"The liberation of Mosul and the inevitable, approaching liberation of Raqqa in Syria will not be the end of the Islamic State and its evil ideology. But they crush the group’s pretense to having an actual “state” based upon it. As its surviving leaders scurry to the corners of the desert, no longer can they claim to head a winning movement. Their defeat diminishes the inspiration for violent extremists, or simply lost souls on social media, to attack Americans and our friends. This is a necessary step forward in combating terrorism. Americans are safer for it."
Paul Fraioli is a Ph.D. candidate in politics and international studies at the University of Cambridge, where he is a Wilson Scholar at Magdalene College. His research focuses on U.S. foreign policy and aspects of U.S. strategy-making toward China since the normalization of relations in 1979. More broadly, he is interested in the subfields of international relations, strategic studies, and in the use of history to inform policy analysis.
Fraioli previously worked as editor-in-chief of the Journal of International Affairs, as a Rosenthal Fellow in International Relations in the U.S. Congress, as a researcher for Leslie H. Gelb at the Council on Foreign Relations, and a research associate in foreign policy at the Harvard Kennedy School's Belfer Center.

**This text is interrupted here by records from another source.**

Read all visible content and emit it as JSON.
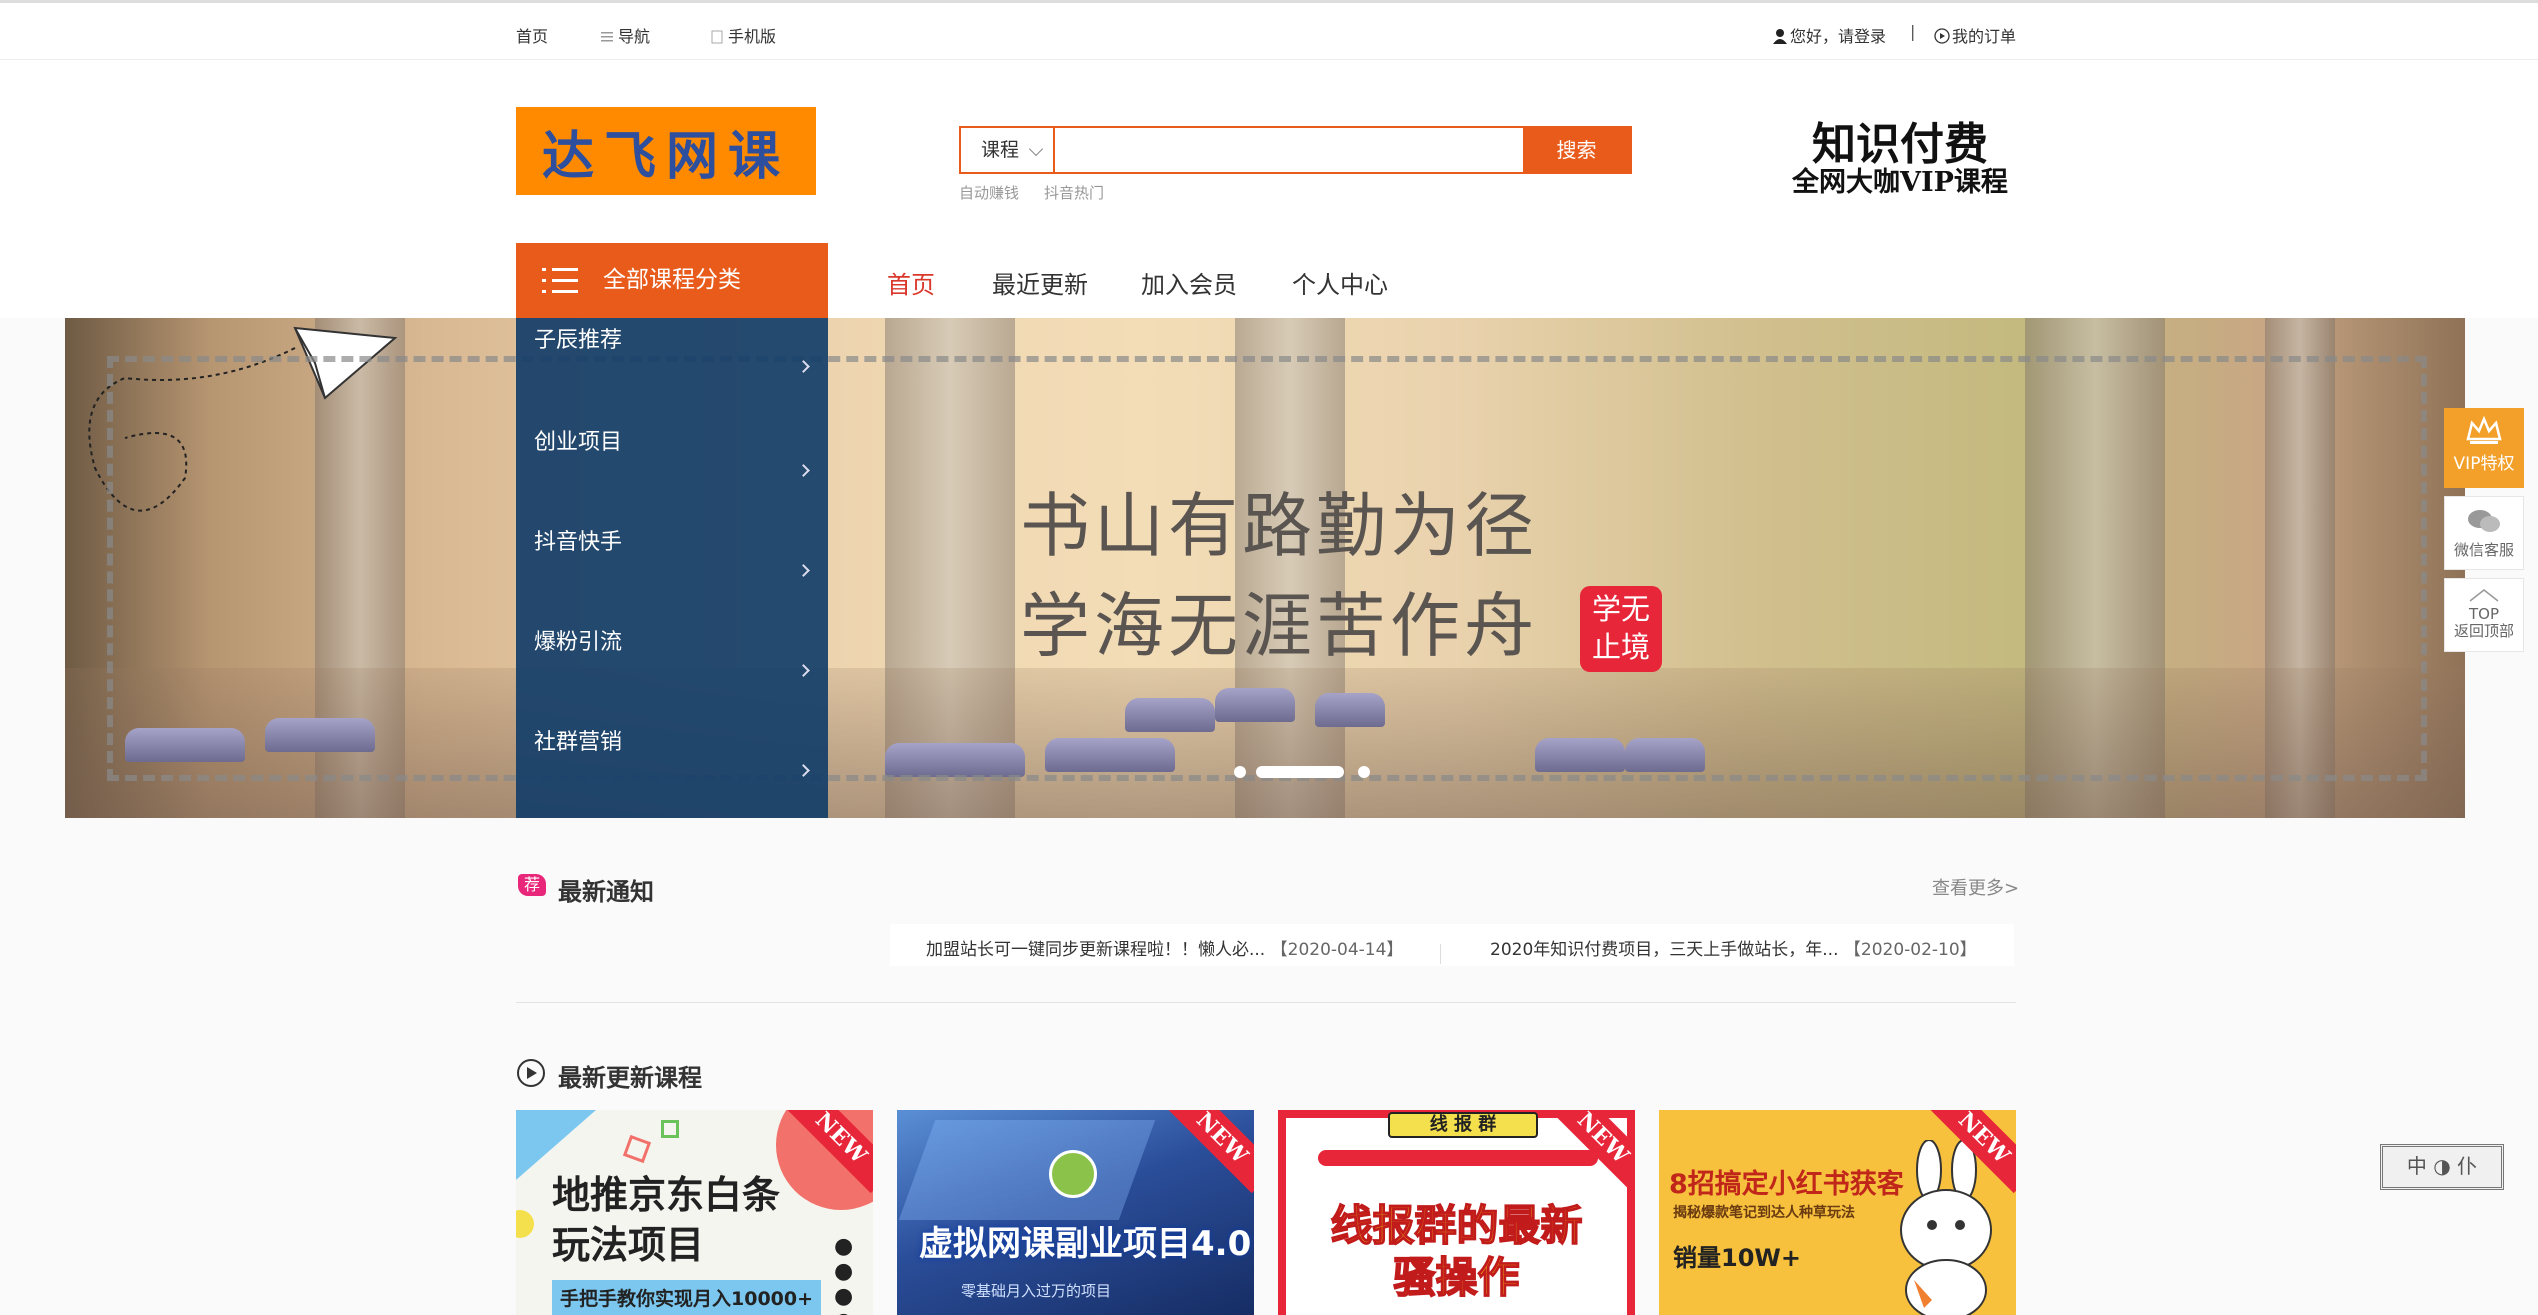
{
  "topbar": {
    "home": "首页",
    "nav": "导航",
    "mobile": "手机版",
    "login": "您好，请登录",
    "sep": "|",
    "orders": "我的订单"
  },
  "header": {
    "logo_text": "达飞网课",
    "search": {
      "category": "课程",
      "placeholder": "",
      "button": "搜索"
    },
    "hot_keywords": [
      "自动赚钱",
      "抖音热门"
    ],
    "promo_line1": "知识付费",
    "promo_line2": "全网大咖VIP课程"
  },
  "nav": {
    "all_categories": "全部课程分类",
    "links": [
      "首页",
      "最近更新",
      "加入会员",
      "个人中心"
    ]
  },
  "categories": [
    "子辰推荐",
    "创业项目",
    "抖音快手",
    "爆粉引流",
    "社群营销"
  ],
  "banner": {
    "line1": "书山有路勤为径",
    "line2": "学海无涯苦作舟",
    "stamp": "学无止境",
    "slides": 3,
    "active_slide": 2
  },
  "sidebar_tools": {
    "vip": "VIP特权",
    "wechat": "微信客服",
    "top_label": "TOP",
    "top": "返回顶部"
  },
  "notices": {
    "badge": "荐",
    "title": "最新通知",
    "more": "查看更多>",
    "items": [
      {
        "text": "加盟站长可一键同步更新课程啦！！懒人必...",
        "date": "【2020-04-14】"
      },
      {
        "text": "2020年知识付费项目，三天上手做站长，年...",
        "date": "【2020-02-10】"
      }
    ]
  },
  "courses": {
    "title": "最新更新课程",
    "cards": [
      {
        "title": "地推京东白条玩法项目",
        "title_line1": "地推京东白条",
        "title_line2": "玩法项目",
        "subtitle": "手把手教你实现月入10000+",
        "tag": "NEW"
      },
      {
        "title": "虚拟网课副业项目4.0",
        "subtitle": "零基础月入过万的项目",
        "tag": "NEW"
      },
      {
        "title": "线报群的最新骚操作",
        "header": "线 报 群",
        "title_line1": "线报群的最新",
        "title_line2": "骚操作",
        "tag": "NEW"
      },
      {
        "title": "8招搞定小红书获客",
        "subtitle": "揭秘爆款笔记到达人种草玩法",
        "extra": "销量10W+",
        "tag": "NEW"
      }
    ]
  },
  "corner_badge": "中 ◑ 仆",
  "colors": {
    "accent": "#e85b1b",
    "category_bg": "#143e69",
    "red": "#d9382b",
    "vip": "#f2a02a"
  }
}
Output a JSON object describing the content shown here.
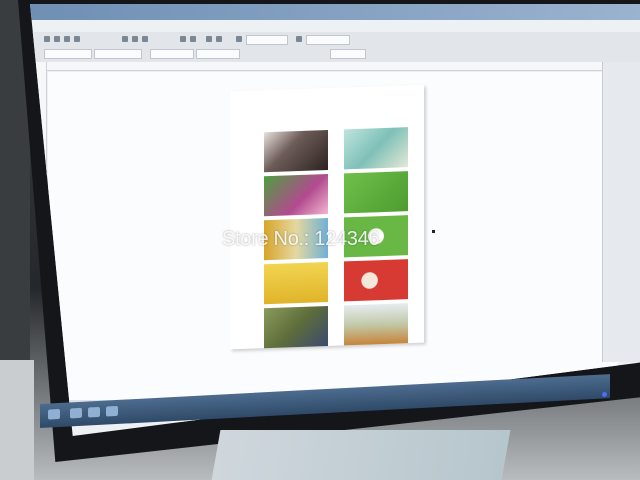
{
  "window": {
    "title": ""
  },
  "menu": {
    "items": [
      "",
      "",
      "",
      "",
      "",
      "",
      "",
      "",
      ""
    ]
  },
  "watermark": {
    "text": "Store No.: 124346"
  },
  "colors": {
    "screen_bg": "#eef1f4",
    "titlebar": "#7a97ba",
    "taskbar": "#3e5b7d",
    "led": "#4a6dff"
  },
  "layout_grid": {
    "tiles": [
      {
        "name": "portrait-photo",
        "color": "#5a4d4b"
      },
      {
        "name": "floral-photo",
        "color": "#7fc0b8"
      },
      {
        "name": "green-pink-card",
        "color": "#55a345"
      },
      {
        "name": "green-card",
        "color": "#5fb33f"
      },
      {
        "name": "fruit-blue-card",
        "color": "#d6a52a"
      },
      {
        "name": "green-white-card",
        "color": "#69b846"
      },
      {
        "name": "yellow-card",
        "color": "#e5c233"
      },
      {
        "name": "red-cartoon-card",
        "color": "#d63a32"
      },
      {
        "name": "garden-photo",
        "color": "#6a7a45"
      },
      {
        "name": "flower-field-card",
        "color": "#c2c9a9"
      }
    ]
  },
  "icons": {
    "power": "power-led-icon",
    "cursor": "cursor-icon"
  }
}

He graduated from Amherst College, where he studied English and classics, and received a master's degree in international security policy from the Columbia University School of International and Public Affairs.Last Updated: Jan 6, 2017, 12:57pm